**What the task requires:**
Scan the listing below. Return every line containing the string "this".

= Beginning of Section =

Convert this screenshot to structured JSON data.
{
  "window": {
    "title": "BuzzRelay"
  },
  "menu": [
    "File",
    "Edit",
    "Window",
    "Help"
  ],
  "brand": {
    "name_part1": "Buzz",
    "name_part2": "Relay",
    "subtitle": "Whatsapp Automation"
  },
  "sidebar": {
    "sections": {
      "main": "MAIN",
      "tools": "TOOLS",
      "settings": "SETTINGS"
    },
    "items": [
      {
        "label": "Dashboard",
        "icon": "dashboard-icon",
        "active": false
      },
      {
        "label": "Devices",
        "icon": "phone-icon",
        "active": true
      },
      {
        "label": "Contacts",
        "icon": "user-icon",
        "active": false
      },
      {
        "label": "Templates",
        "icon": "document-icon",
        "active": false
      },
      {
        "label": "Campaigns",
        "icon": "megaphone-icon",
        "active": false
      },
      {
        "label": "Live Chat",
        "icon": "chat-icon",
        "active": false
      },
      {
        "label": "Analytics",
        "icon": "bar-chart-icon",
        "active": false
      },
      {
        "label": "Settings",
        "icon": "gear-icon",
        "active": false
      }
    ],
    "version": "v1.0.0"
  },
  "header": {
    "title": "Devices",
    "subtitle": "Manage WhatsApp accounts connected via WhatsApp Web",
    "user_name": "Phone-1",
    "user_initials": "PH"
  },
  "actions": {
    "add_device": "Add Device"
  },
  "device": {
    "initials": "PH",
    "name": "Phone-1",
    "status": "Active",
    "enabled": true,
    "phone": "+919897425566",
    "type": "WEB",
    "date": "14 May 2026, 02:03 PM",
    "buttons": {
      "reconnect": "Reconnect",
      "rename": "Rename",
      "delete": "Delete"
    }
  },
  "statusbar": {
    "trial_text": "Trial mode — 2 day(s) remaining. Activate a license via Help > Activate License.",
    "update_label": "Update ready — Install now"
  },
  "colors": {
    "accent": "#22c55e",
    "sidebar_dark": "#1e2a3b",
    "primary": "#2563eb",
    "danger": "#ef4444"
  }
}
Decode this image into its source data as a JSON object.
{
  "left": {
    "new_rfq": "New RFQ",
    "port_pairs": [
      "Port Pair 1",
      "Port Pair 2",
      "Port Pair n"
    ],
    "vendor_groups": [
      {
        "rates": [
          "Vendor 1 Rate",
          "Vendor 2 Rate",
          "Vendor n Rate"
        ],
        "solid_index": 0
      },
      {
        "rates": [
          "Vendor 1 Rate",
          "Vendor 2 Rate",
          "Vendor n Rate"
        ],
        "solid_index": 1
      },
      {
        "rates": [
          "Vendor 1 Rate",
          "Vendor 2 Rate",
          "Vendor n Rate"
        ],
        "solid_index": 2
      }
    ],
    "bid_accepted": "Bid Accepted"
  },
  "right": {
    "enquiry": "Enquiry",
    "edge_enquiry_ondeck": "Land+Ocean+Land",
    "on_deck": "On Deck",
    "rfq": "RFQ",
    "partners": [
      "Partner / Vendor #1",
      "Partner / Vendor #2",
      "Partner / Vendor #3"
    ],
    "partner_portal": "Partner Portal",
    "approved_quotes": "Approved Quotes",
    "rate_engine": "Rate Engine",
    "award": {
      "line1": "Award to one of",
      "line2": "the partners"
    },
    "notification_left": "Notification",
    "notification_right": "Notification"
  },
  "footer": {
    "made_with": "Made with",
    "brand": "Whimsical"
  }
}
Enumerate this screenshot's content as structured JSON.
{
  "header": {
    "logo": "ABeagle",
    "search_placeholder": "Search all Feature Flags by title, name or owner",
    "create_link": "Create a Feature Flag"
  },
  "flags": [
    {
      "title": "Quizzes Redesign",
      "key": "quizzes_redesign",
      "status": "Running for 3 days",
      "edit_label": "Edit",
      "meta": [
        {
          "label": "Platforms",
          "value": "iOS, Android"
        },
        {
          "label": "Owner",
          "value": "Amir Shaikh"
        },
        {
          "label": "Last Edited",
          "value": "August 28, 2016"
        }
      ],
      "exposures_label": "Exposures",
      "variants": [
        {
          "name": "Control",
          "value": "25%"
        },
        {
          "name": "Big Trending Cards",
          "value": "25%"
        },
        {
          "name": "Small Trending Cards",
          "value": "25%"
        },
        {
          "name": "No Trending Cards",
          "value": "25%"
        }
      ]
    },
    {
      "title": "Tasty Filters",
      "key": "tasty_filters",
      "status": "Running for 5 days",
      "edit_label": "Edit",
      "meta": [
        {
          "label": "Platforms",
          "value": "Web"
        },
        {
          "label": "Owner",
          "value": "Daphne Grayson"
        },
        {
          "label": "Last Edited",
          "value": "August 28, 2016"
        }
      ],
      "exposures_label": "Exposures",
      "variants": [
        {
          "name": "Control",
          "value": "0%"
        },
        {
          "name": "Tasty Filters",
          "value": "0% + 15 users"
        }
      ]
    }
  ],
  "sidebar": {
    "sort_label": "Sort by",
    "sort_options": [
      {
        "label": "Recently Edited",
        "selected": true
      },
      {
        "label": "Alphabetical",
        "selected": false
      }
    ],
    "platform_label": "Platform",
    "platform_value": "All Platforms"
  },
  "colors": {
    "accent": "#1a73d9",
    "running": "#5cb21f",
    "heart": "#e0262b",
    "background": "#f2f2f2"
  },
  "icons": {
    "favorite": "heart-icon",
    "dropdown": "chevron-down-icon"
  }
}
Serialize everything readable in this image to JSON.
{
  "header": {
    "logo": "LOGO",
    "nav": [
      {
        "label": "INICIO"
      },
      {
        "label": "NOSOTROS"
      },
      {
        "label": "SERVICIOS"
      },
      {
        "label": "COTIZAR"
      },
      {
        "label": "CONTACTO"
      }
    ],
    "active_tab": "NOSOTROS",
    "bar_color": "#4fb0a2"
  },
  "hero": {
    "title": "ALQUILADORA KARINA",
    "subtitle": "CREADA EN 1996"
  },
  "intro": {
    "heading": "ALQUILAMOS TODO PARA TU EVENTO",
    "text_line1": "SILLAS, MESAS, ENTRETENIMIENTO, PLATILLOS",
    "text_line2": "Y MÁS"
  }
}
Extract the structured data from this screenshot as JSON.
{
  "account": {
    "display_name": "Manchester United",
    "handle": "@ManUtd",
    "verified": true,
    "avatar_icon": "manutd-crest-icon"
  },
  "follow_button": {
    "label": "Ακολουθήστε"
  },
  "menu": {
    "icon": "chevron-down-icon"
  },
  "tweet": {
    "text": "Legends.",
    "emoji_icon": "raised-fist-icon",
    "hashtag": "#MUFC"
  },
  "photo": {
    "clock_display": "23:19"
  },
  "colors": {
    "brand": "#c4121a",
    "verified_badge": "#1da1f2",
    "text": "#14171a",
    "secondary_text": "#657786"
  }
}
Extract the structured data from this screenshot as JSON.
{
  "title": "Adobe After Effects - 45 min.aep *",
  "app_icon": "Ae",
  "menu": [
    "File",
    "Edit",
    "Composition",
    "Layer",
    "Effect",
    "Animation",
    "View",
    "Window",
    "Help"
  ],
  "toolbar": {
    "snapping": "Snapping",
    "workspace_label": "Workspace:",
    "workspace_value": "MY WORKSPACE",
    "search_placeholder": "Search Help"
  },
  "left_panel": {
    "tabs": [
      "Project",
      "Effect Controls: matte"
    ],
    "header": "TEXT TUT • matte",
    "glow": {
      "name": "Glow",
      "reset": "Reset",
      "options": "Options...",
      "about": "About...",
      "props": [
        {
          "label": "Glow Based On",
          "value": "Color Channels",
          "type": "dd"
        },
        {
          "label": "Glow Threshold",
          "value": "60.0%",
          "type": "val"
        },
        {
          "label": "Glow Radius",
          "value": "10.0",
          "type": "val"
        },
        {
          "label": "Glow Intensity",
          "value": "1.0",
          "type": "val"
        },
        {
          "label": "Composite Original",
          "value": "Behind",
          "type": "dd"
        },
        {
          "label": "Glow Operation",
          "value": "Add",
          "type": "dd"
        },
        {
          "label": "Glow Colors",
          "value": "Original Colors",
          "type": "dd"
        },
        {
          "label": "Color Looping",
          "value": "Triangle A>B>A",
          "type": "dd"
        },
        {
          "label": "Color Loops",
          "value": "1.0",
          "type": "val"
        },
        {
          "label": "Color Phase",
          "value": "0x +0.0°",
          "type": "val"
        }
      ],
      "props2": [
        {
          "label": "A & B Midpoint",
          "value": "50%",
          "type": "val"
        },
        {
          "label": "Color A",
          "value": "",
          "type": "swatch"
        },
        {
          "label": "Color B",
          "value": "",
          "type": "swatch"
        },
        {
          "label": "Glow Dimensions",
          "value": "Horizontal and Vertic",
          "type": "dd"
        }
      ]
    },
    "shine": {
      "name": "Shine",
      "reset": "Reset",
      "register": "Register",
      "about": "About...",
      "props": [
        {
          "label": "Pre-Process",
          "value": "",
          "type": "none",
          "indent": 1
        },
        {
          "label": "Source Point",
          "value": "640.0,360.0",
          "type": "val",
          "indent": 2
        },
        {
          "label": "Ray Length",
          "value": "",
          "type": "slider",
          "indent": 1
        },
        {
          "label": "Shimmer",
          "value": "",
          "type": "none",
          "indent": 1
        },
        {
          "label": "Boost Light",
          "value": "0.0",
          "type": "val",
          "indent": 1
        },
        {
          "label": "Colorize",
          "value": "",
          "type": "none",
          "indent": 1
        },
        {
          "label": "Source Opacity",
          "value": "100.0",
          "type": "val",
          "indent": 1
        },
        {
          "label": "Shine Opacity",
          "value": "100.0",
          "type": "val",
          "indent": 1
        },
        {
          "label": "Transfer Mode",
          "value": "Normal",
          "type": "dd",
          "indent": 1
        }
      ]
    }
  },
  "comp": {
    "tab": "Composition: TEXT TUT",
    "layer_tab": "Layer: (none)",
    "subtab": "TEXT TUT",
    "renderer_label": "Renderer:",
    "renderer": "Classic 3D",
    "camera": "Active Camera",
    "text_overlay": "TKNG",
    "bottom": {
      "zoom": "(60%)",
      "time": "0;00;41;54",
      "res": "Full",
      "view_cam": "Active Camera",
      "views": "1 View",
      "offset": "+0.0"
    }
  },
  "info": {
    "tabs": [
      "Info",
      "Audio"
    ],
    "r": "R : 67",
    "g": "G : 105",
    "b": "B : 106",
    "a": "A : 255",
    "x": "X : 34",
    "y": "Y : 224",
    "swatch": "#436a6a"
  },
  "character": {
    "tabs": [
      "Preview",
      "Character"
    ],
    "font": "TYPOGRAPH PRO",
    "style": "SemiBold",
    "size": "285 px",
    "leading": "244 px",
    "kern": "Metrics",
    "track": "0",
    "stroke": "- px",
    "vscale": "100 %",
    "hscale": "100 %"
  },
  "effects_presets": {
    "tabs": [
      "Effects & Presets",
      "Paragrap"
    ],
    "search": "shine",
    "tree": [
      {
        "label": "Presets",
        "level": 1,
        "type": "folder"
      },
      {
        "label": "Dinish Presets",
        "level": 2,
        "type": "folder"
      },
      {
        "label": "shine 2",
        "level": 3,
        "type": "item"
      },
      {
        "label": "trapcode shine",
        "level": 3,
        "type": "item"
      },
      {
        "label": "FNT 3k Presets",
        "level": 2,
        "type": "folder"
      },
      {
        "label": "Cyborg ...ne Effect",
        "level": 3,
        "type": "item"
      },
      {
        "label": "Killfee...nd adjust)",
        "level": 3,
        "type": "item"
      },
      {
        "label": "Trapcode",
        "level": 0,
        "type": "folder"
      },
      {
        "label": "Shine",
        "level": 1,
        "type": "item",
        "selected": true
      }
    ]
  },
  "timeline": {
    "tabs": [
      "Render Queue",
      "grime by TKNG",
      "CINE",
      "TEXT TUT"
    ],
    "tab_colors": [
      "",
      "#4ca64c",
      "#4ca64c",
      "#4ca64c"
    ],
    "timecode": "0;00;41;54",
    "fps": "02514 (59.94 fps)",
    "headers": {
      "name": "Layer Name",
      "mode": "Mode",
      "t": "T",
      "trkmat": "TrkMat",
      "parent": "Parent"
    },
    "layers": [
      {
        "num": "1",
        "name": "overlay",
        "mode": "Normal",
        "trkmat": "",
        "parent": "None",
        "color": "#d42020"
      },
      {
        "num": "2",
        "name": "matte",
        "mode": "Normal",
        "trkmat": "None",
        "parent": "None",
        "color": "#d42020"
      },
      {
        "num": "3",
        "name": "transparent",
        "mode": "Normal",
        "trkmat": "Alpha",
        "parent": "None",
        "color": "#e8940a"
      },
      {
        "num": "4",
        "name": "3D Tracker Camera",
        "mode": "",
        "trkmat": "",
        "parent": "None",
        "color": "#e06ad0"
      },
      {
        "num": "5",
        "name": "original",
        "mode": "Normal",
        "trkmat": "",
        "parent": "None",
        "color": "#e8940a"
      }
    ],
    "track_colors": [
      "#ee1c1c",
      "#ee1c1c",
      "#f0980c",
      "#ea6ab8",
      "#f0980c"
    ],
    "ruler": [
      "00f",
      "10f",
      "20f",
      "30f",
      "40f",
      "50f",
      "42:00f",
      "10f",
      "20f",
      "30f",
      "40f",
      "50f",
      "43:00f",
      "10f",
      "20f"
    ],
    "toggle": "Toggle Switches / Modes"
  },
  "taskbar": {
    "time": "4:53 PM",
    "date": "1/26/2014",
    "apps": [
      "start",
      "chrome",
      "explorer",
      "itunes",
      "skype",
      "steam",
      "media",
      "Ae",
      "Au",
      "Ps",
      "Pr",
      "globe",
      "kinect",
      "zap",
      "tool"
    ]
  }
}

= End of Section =

**Task answer:**
Convert this screenshot to structured JSON data.
Decode this image into its source data as a JSON object.
Enumerate this screenshot's content as structured JSON.
Serialize everything readable in this image to JSON.
Extract the structured data from this screenshot as JSON.
Extract the structured data from this screenshot as JSON.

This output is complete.